Tonight the women's team had an informal meeting to boost morale for the last two practices. We learned that one team member ate her brother's umbilical cord and used to live next to a psychotic killer; another was kicked out of school in fourth grade, and a third is a published author in a smoothie recipe book. No one was surprised to hear one girl say that everyone in Greece thought she was handicapped...and then she huffed that she was kidding, to peals of laughter. That's the fun of training trip: going through hell together melds friendship faster than months of acquaintance.
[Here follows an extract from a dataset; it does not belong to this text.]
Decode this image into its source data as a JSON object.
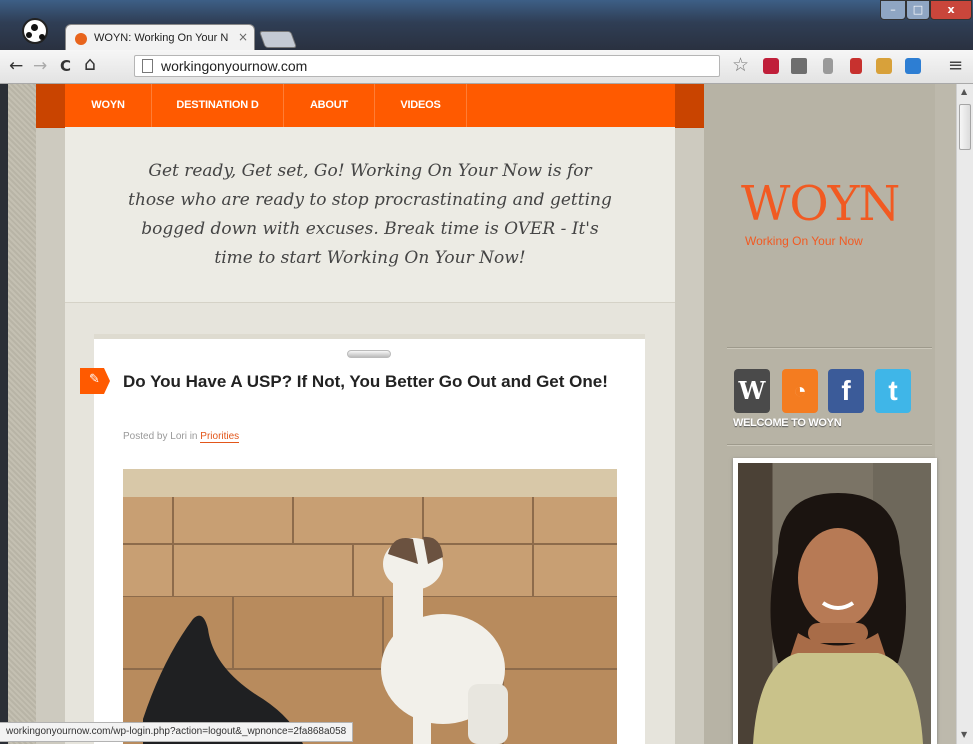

Spotted: D. coaching K. on her football technique. P. and K. crafting sand castles. J. finding what he was looking for all trip. A different J. laying aside the course catalogue for David McCullough's biography of John Adams. There's UChicago for you — that girl does not understand "beach read."


Dec. 20 - Zach Lain

Our last day in Costa Rica ... bittersweet in that we have to leave such a beautiful country but get to return to our homes.

Morning practice was a high-intensity series of 100s and 50s holding very tight intervals. After training, we ate our last breakfast at the Tennis Club and some members of the group decided to head to downtown San Jose for an afternoon of shopping and eating. Sadly, it did not turn out so rosy; sophomore Jake Hanebutt's wallet was stolen while perusing some Costa Rican wares.

Anyway, everyone was both psyched and dreading out final practice, which we knew was going to be a sprint lactate set. Our main set was eight 100s all-out from the blocks. Everyone was freezing and exhausted, but after the whole team went fast on number 6, Jason said that was enough. After cheering and taking lots of pictures, we proceeded back to the hotel to eat our last meal.

That night, we packed and prepared to leave Costa Rica. Our trip has been an amazing experience that really allowed the team to bond, especially for our departing seniors. Through hard practices and mutual sweat, blood, and tears, we have all become better friends, students, and individuals of the world.

Tomorrow, we have a flight to Mexico City...and then to Cancun...and finally back to Chicago...hmmm, sounds familiar!


Dec. 21 - Associate Head Coach Doug Milliken

Whew! What a week. I can't believe that we are already back in Chicago. The final day of travel went off very smoothly. I know I speak for all the coaches when I say that traveling with 48 college kids can be stressful, but with the student-athletes we have, the whole trip was great.

As I think back on the trip itself, I know it was a success. We trained very hard, we came together as a team, we saw some amazing things, and most importantly, we had a lot of fun. One of the things we stress as a program is the idea of family; we believe that we are all part of one big family with this program. Being abroad with all our swimmers truly made me feel that way. Everyone was amazing. Everyone bonded, and everyone had fun.

As soon as we can, we will be putting a photo gallery of the trip on this website. I don't claim to be the greatest photographer in the world, but I tried to get as many pictures as I could and ones that represented all the things that we did. So please look for this very soon. I want to thank you for reading this blog. I know the swimmers who wrote them had a lot of fun with it, and I hope that you did too.

Now as we look to the second half of the season with the Maroons, I know that we are prepared for a special season. Thanks again and Happy Holidays!